Britain will give severely immunosuppressed people a third dose of Covid–19 vaccine to increase their chances of generating a better immune response, although officials stressed the offer was separate from any broader booster vaccine programme.
Public Health England on Wednesday (Sep 1) said the decision to offer third doses to the immunosuppressed followed data that showed 40 per cent of immunosuppressed people generated only low levels of antibodies from two vaccine shots.
However, officials stressed the third dose was not a “booster” dose as it would be administered as part of the primary vaccination schedule and aimed at helping the initial process of generating an immune response.
“We want people with severely suppressed immune systems to have the best chance of gaining protection from Covid–19 via vaccination,” said Wei Shen Lim, chair of Covid–19 Immunisation for the Joint Committee on Vaccination and Immunisation (JCVI).
The JCVI’s final advice on the broader booster programme for the elderly and vulnerable is expected soon. The committee previously said it could start this month.
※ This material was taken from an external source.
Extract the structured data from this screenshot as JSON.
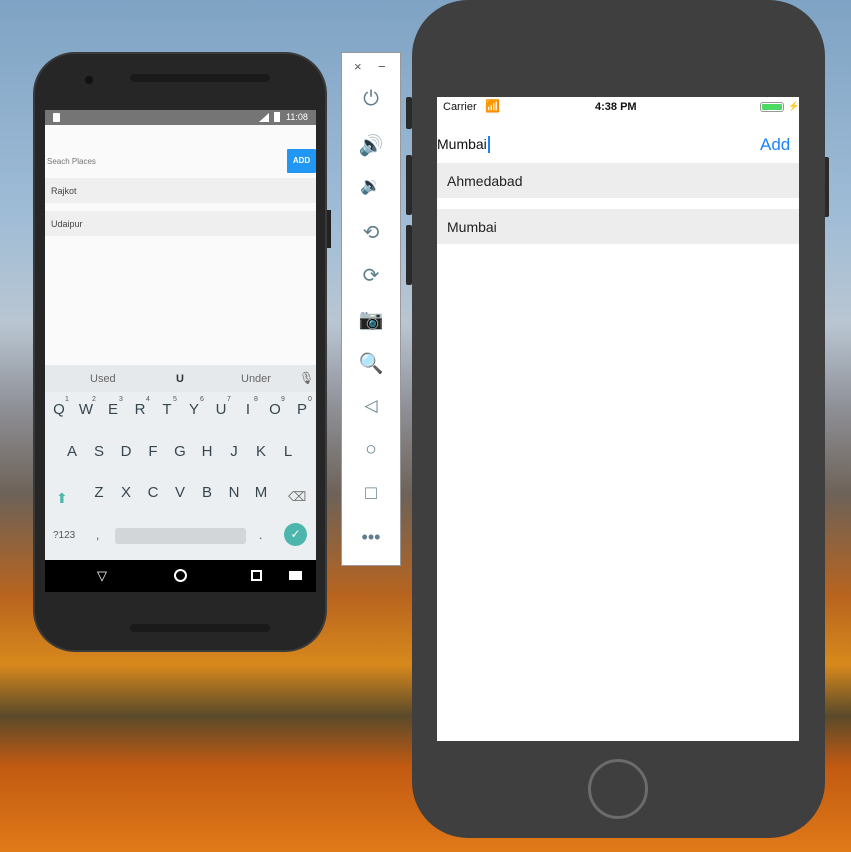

Third doses will be given to people with immunosuppressive conditions such as HIV/AIDS, and those who have received immunosuppressive treatments like chemotherapy. The move will impact less than 1 per cent of the population, around 400-500,000 people.
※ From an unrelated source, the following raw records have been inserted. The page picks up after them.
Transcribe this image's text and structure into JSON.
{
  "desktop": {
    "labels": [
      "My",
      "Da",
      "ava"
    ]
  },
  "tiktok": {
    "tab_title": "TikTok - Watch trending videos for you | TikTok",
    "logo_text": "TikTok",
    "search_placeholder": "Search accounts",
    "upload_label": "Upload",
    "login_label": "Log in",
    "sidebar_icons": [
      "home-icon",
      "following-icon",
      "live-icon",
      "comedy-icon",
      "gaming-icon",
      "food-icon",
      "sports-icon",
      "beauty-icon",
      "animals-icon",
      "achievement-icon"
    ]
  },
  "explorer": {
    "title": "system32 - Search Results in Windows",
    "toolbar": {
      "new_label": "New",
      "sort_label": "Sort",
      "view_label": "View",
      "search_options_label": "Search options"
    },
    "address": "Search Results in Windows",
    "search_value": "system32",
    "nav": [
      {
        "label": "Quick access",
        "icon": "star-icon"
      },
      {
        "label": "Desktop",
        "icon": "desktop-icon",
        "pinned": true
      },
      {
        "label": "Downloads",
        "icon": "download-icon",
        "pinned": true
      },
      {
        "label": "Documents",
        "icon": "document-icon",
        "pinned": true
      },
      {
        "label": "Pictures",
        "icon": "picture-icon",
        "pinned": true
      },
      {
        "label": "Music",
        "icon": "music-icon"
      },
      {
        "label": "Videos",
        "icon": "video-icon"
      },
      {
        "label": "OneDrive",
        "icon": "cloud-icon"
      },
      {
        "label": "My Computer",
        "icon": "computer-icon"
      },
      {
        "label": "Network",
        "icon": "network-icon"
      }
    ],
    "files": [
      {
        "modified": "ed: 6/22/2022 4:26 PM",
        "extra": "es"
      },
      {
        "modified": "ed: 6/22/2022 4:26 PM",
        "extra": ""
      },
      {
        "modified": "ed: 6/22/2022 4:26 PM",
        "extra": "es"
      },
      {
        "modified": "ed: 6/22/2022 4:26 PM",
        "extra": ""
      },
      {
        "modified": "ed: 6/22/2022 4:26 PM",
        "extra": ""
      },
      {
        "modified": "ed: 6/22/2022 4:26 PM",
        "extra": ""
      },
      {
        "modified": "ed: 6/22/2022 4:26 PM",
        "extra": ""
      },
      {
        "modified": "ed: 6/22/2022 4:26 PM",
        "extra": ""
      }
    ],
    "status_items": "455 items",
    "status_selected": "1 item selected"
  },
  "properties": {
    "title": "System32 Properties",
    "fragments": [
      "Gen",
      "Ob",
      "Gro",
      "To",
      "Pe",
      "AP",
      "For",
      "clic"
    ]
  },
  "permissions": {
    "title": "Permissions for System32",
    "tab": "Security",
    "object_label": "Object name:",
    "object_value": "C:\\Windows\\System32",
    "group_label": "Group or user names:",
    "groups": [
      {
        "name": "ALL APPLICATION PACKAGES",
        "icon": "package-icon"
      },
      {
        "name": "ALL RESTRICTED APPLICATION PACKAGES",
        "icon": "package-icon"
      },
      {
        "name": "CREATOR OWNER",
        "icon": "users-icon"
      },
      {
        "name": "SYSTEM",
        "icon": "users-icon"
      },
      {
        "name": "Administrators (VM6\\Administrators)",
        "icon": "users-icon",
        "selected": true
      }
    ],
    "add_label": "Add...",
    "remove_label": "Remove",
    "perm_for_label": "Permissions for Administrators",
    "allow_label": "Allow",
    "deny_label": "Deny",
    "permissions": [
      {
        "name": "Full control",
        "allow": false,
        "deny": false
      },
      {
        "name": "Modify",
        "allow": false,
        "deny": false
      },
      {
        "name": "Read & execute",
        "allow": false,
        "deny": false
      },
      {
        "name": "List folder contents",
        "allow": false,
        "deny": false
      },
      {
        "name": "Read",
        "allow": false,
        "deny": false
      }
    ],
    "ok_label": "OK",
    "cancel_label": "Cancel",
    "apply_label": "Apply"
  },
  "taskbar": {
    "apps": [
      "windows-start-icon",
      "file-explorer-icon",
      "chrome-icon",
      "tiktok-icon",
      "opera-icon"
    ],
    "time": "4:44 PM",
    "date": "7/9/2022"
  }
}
Officials said mRNA vaccines made by Pfizer and Moderna should be used as the third dose, as there was more data on these shots, but AstraZeneca’s vaccine could be added later if the data supported the move.
The government said it accepted the JCVI’s advice.
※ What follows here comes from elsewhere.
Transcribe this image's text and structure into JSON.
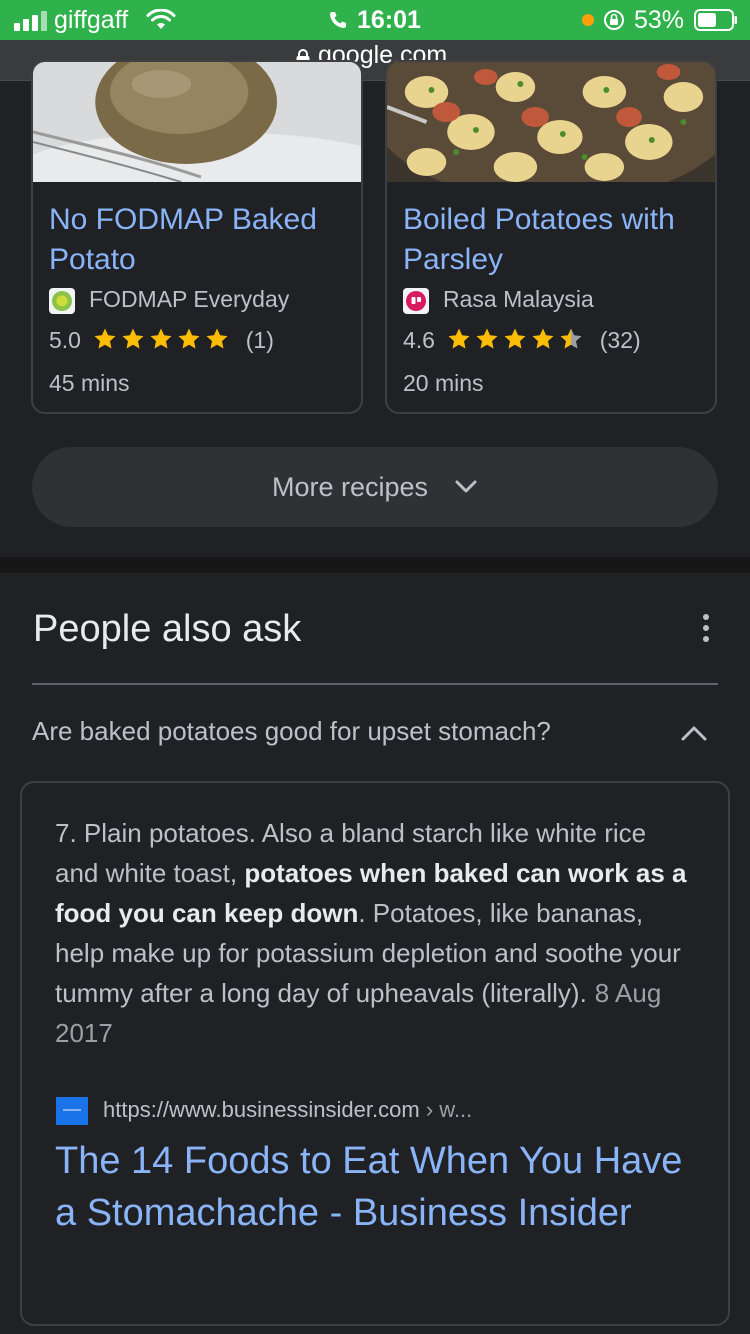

“The NHS will contact people as soon as possible to discuss their needs and arrange an appointment for a third dose where clinically appropriate,” health secretary Sajid Javid said.
“This is not the start of the booster programme – we are continuing to plan for this to begin in September.”